How was the Hawaii Consolidated State Plan formulated?
As a State Educational Agency (SEA), HIDOE is responsible under federal law for ensuring equitable services are provided for private school children, teachers, and other educational personnel.
What other federal laws impact state education agencies?
The U.S. Department of Education approved the Hawaii Consolidated State Plan on January 19, 2018. It was unanimously approved by the Board of Education on September 5, 2017 and signed by Gov. David Ige and Supt.
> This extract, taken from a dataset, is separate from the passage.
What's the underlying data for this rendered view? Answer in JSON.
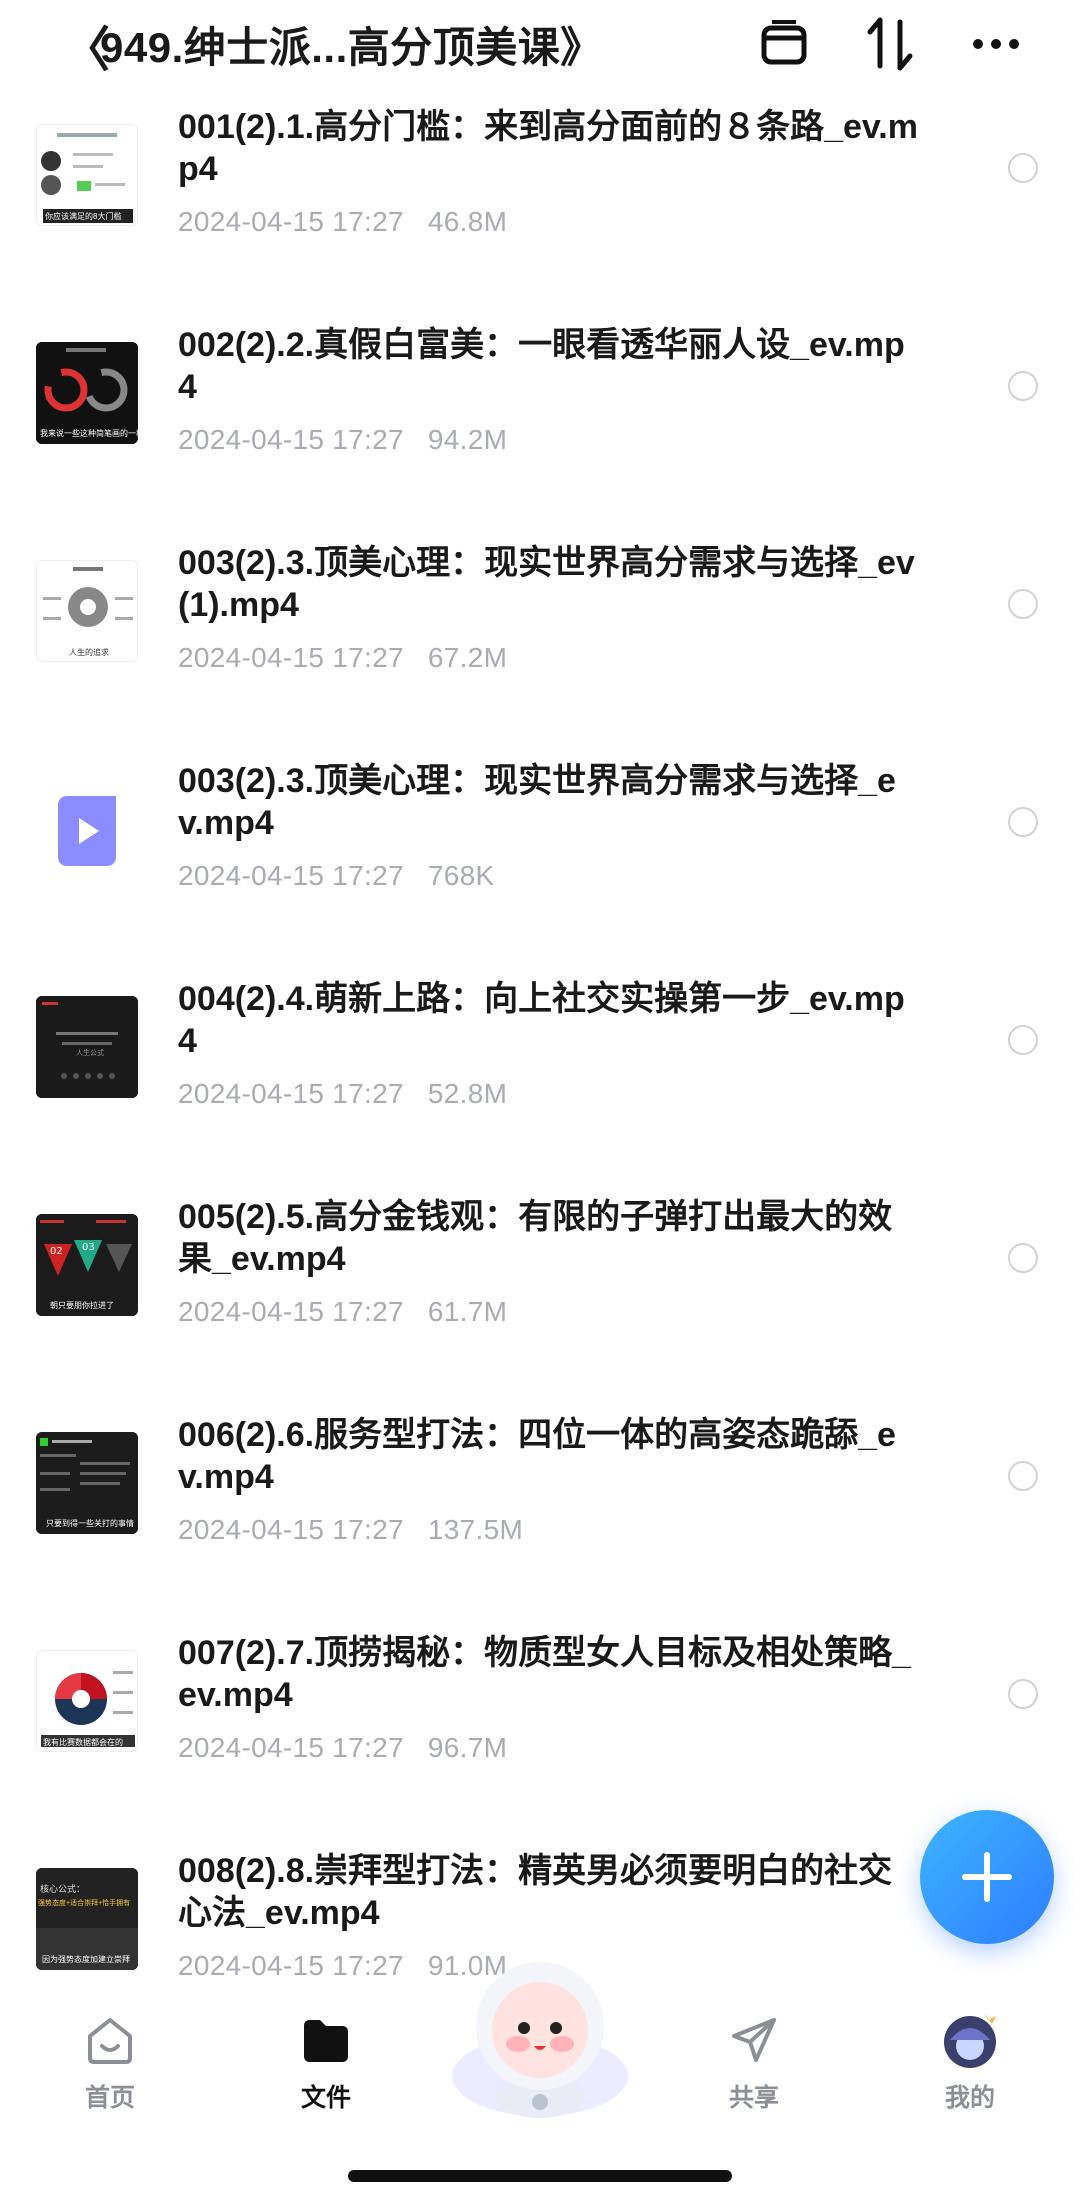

Christina Kishimoto.
ESSA is one of the federal laws impacting public education in Hawai‘i. Others are the Patsy Mink Equal Opportunity in Education Act (Title IX, Civil Rights Act), Individuals with Disabilities Education Act, Carl D. Perkins Vocational and Technical Education Act, and the National School Lunch Act. BACK TO TOP